David Millar out-sprinted his breakaway companions to claim victory on Tour de France stage 12.
Twelve years after winning the prologue on his Tour debut, the 35-year-old Scot was triumphant on the 226-kilometre route from Saint-Jean de Maurienne to Annonay-Davezieux after a day-long escape.
Millar (Garmin-Sharp) won the dash to the line from Jean-Christophe Peraud (Ag2r La Mondiale), who finished second after the duo broke clear of their other breakaway companions in the final 3km. It was the fourth British stage win of the 2012 Tour after victories for Team Sky trio Mark Cavendish, Chris Froome and Bradley Wiggins.
Egoi Martinez (Euskaltel-Euskadi) won the sprint for third place, five seconds behind Millar, with Cyril Gautier (Europcar) fourth and Robert Kiserlovski (Astana) fifth.
The peloton contested the race for sixth, with Matt Goss (Orica-GreenEdge) beating Peter Sagan (Liquigas-Cannondale), who was frustrated by the Australian apparently veering off his line in the finale. It was possible Goss would be relegated for the manoeuvre.

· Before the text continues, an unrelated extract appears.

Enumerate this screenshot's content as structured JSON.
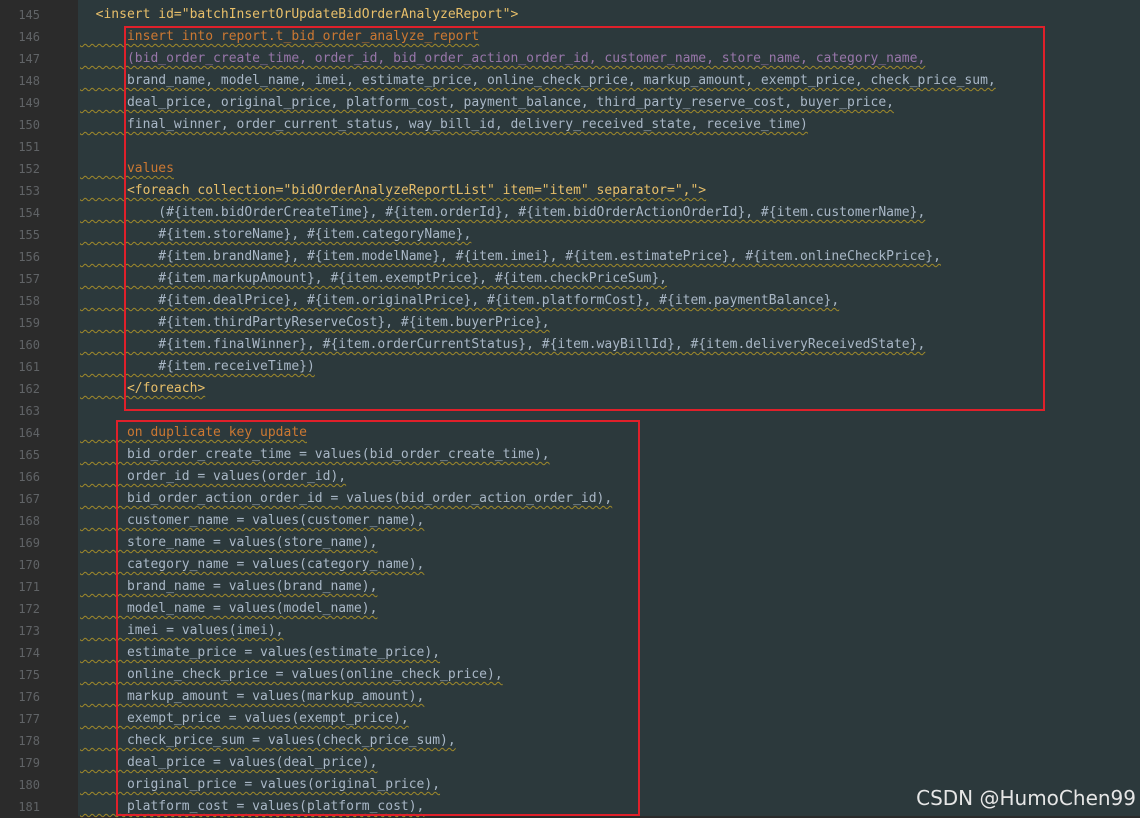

Wiggins was part of the peloton which rolled in seven minutes 54 seconds behind Millar and retained the race leader's yellow jersey for a fifth day.

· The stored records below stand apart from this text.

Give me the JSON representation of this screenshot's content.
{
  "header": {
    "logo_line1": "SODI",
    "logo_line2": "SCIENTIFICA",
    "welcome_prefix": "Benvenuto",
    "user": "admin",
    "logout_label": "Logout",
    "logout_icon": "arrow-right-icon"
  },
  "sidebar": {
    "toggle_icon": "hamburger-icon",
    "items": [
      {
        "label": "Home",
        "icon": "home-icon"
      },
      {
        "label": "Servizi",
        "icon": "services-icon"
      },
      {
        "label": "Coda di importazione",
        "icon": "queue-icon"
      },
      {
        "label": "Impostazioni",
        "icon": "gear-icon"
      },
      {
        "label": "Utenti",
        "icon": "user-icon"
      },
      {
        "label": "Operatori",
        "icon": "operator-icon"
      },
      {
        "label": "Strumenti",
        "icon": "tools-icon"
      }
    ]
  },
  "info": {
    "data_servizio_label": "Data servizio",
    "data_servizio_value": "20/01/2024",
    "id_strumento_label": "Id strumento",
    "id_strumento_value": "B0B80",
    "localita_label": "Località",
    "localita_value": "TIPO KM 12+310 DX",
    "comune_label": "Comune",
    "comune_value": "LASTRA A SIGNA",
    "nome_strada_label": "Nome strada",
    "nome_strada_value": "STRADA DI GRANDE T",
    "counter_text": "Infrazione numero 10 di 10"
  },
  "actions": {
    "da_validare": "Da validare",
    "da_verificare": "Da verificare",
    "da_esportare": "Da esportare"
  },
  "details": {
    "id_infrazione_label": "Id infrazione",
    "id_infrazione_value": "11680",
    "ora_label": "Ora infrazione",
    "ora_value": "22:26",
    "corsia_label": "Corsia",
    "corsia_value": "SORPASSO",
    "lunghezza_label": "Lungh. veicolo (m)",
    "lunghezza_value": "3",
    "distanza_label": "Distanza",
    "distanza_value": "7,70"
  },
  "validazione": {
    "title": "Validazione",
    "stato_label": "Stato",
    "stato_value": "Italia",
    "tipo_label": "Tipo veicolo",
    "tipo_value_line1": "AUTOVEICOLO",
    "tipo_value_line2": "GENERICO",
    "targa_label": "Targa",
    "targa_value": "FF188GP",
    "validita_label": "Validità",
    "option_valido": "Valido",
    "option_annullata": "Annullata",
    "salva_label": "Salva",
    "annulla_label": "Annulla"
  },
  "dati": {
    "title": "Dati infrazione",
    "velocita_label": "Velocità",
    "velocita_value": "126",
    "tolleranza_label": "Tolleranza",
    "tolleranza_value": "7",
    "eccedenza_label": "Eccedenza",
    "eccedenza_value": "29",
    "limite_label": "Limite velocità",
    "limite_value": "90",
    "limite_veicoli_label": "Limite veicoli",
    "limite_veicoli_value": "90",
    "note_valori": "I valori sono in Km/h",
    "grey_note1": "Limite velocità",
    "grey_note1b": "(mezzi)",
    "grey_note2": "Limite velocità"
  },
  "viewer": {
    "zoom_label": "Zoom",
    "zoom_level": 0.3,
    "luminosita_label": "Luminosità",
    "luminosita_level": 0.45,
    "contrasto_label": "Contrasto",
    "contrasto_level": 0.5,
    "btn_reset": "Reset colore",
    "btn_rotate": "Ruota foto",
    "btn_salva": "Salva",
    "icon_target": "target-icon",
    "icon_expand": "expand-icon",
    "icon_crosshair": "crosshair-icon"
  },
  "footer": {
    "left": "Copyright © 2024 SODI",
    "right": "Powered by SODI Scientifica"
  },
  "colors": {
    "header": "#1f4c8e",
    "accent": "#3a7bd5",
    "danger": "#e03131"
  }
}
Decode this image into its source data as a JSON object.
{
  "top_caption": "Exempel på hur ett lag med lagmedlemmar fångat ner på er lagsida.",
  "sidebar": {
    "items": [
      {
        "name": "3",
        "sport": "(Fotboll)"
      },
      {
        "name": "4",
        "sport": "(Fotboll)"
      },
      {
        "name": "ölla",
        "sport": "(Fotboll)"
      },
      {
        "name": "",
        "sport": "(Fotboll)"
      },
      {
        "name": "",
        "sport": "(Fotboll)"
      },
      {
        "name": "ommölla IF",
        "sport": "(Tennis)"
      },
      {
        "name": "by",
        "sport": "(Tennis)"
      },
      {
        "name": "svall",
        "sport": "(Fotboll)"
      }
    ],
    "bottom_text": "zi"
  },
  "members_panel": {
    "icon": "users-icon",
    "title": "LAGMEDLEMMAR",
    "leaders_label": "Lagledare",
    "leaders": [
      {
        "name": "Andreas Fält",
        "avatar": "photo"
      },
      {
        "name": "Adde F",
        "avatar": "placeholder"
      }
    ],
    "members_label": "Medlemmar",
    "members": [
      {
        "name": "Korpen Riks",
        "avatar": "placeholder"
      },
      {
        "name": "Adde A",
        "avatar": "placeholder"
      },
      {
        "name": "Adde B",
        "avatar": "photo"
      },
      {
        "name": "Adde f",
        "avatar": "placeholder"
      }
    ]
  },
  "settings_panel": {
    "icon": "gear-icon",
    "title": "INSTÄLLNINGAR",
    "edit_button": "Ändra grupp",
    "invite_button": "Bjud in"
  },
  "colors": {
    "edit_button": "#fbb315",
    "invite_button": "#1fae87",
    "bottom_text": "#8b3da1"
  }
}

Froome remained second, 2mins 5secs behind, with Vincenzo Nibali (Liquigas-Cannondale) 2:23 back in third and defending champion Cadel Evans (BMC Racing) 3:19 adrift in fourth. But the day - the 45th anniversary of the death of Britain's first maillot jaune, Tom Simpson - belonged to Millar, the most recent Briton to lead the Tour before Wiggins.
It was an emotional success after a two-year suspension following his admission in 2004 that he took the banned blood-booster EPO.

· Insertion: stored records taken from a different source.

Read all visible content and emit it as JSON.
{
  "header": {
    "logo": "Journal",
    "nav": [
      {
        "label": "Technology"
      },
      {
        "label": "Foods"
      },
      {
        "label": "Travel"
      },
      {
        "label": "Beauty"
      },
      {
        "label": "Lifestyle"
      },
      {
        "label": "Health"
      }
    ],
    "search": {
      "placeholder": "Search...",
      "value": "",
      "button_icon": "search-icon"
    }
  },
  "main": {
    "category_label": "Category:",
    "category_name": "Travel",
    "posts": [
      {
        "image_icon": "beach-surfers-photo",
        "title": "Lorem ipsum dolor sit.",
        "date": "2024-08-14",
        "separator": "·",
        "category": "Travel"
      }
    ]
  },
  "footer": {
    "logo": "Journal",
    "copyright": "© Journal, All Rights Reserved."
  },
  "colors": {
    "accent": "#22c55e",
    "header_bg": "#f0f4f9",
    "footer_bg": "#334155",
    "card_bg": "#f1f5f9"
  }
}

Millar, now a fervent anti-doping campaigner, won the 13th stage to Bezier in 2002, but asked for his time-trial win on stage 19 in 2003 to be wiped from the record books after his confession.
His attempt to win in Barcelona on a solo escape in 2009 was snuffed out by the peloton, but now he has his third triumph in his 11th Tour. Two weeks on Saturday Millar is set to compete in his first Olympics in 12 years after the British Olympic Association's bylaw banning those with prior doping bans was scrapped.